A more flexible and personalized schedule can actually prevent burn-outs or quickly-done mediocre results as a consequence of time mismanagement.

Fostering work-life balance

Time is the most precious thing that we have and being able to use it wisely can be a life saver for many reasons. Unfortunately, most companies might not be ready to take on the challenge of breaking traditional rules and setting up a four day work week, but there are similarly helpful options to begin with:

  • Allow for employees to manage their time and time-off. Sometimes meetings can take too much of our day and leave little room to actually work. An interesting possibility to explore is giving workers the freedom to establish their own preferred schedule, limiting the time in which they are available for meetings in order to adapt responsibilities in a way that is more manageable to them. Meetings are just an example, but a more flexible and personalized schedule can actually prevent burn-outs or quickly-done mediocre results as a consequence of time mismanagement.

Mental health as part of the workplace culture

Millenials and Generation Z have been key advocates for the importance of mental health to grow exponentially in the last few years, and specially after the pandemic. Just like physical health is important and companies can (or should) offer healthcare for their employees, mental health seems to be at a similar state of relevance. In fact, how companies approach mental health will soon become an important differentiator between businesses. Here are some ideas on where to begin establishing a mental health strategy or action plan:
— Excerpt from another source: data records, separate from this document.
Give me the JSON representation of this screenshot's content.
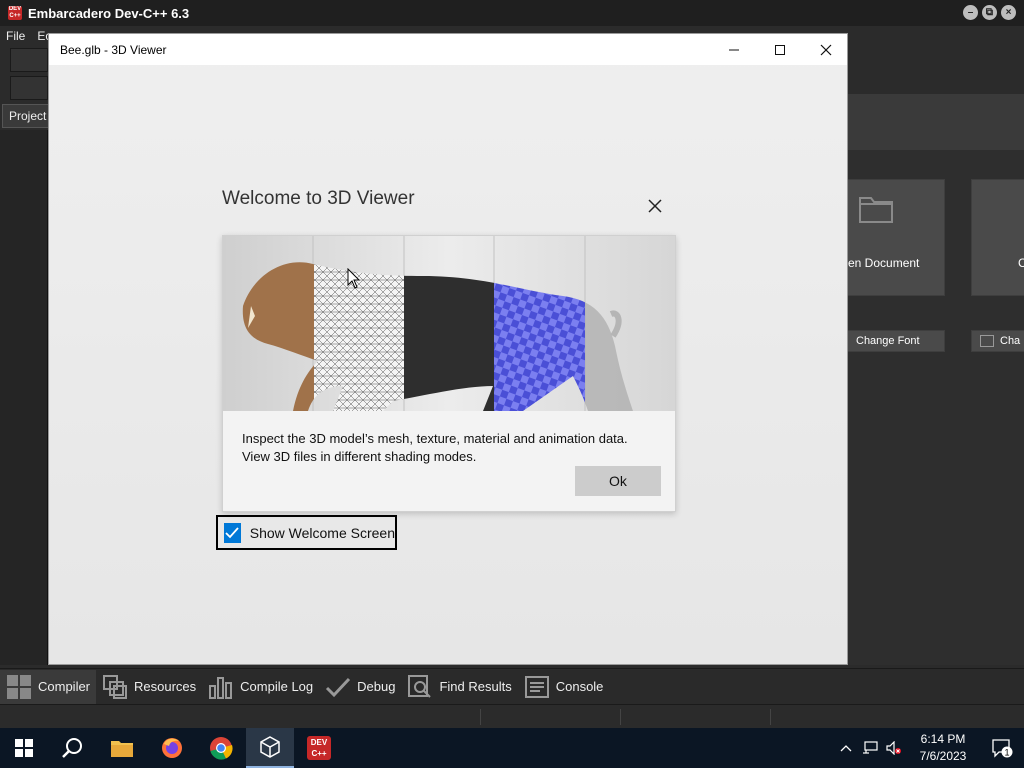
{
  "devcpp": {
    "title": "Embarcadero Dev-C++ 6.3",
    "logo_text": "DEV C++",
    "menu": [
      "File",
      "Ec"
    ],
    "project_tab": "Project",
    "open_document_label": "en Document",
    "second_card_label": "C",
    "change_font_label": "Change Font",
    "cha_label": "Cha",
    "bottom_tabs": [
      {
        "label": "Compiler",
        "icon": "compiler-icon"
      },
      {
        "label": "Resources",
        "icon": "resources-icon"
      },
      {
        "label": "Compile Log",
        "icon": "compile-log-icon"
      },
      {
        "label": "Debug",
        "icon": "debug-check-icon"
      },
      {
        "label": "Find Results",
        "icon": "find-results-icon"
      },
      {
        "label": "Console",
        "icon": "console-icon"
      }
    ]
  },
  "viewer": {
    "title": "Bee.glb - 3D Viewer",
    "welcome": {
      "title": "Welcome to 3D Viewer",
      "desc_line1": "Inspect the 3D model’s mesh, texture, material and animation data.",
      "desc_line2": "View 3D files in different shading modes.",
      "ok_label": "Ok",
      "show_welcome_label": "Show Welcome Screen",
      "show_welcome_checked": true,
      "hero_image": "saber-tooth-cat-shading-modes"
    }
  },
  "taskbar": {
    "items": [
      "start-icon",
      "search-icon",
      "file-explorer-icon",
      "firefox-icon",
      "chrome-icon",
      "3d-viewer-icon",
      "devcpp-icon"
    ],
    "devcpp_icon_text": "DEV C++",
    "time": "6:14 PM",
    "date": "7/6/2023",
    "notification_count": "1"
  },
  "colors": {
    "accent": "#0078d7",
    "taskbar": "#0b1624",
    "devcpp_dark": "#2b2b2b"
  }
}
  • Train managers to be empathetic. Empathy is part of every human being in one way or another, but offering somewhat of a ‘technical training’ on empathy will allow managers and senior employers to identify possible burn-out, stress symptoms or emotional distress signs among employees. Having regular check-ins or one on one sessions is also a useful tool for keeping track of employees mental wellbeing.
  • Train employees on mental health. Similarly to the previous point, training employees on mental health issues, resources and basic understanding of human empathy like listening without judging, could be more interesting to many than manager training. Let me explain. Unfortunately most people may not be willing or feel save expressing certain things to their managers, but would however be ready to share concerns with fellow co-workers. Encouraging and giving the option to be trained to workers of all levels could give your company an even bigger safety net of mental health for everyone.
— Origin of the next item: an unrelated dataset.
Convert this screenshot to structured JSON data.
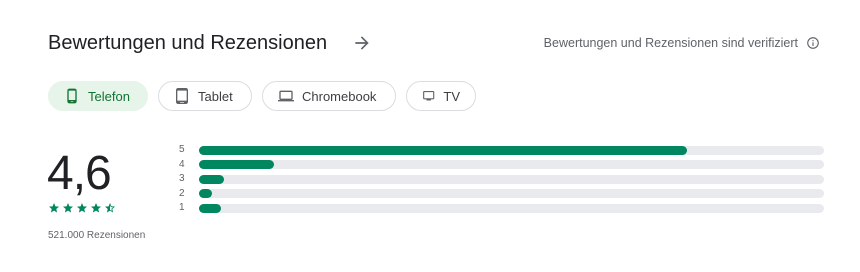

Engage employees through transparency

We believe and work for transparency to be one of the key values driving the fight for climate action, social wellbeing and good governance as it is the only way to understand what we are doing wrong, what we are doing right and what it is that we are not doing yet.

Because being transparent is not only an externality to a company, or a given organization, to help build trust and reputation; it is in fact also a great learning and improvement mechanism. You cannot manage what you don’t understand. And so we advocate for transparency, integrity and precision as imperatives to the fight against climate change.

In this regard, it is essential to our work to promote good corporate governance, meaning that the processes of disclosure and transparency are followed so as to provide regulators and shareholders as well as the general public with precise and accurate information about the financial, operational and other aspects of the company, including a more accurate definition of the ESG performance.

We have developed a corporate government tool that helps establish ESG impact objectives for employees in regards to the sustainability strategy of the company. Through our technology we are able to activate and track employees’ impact, creating engagement that translates into improved ESG metrics, reputational value and an overall positive impact for the environment and society.

If you want to know more about how we work to create a positive social and environmental impact, click here.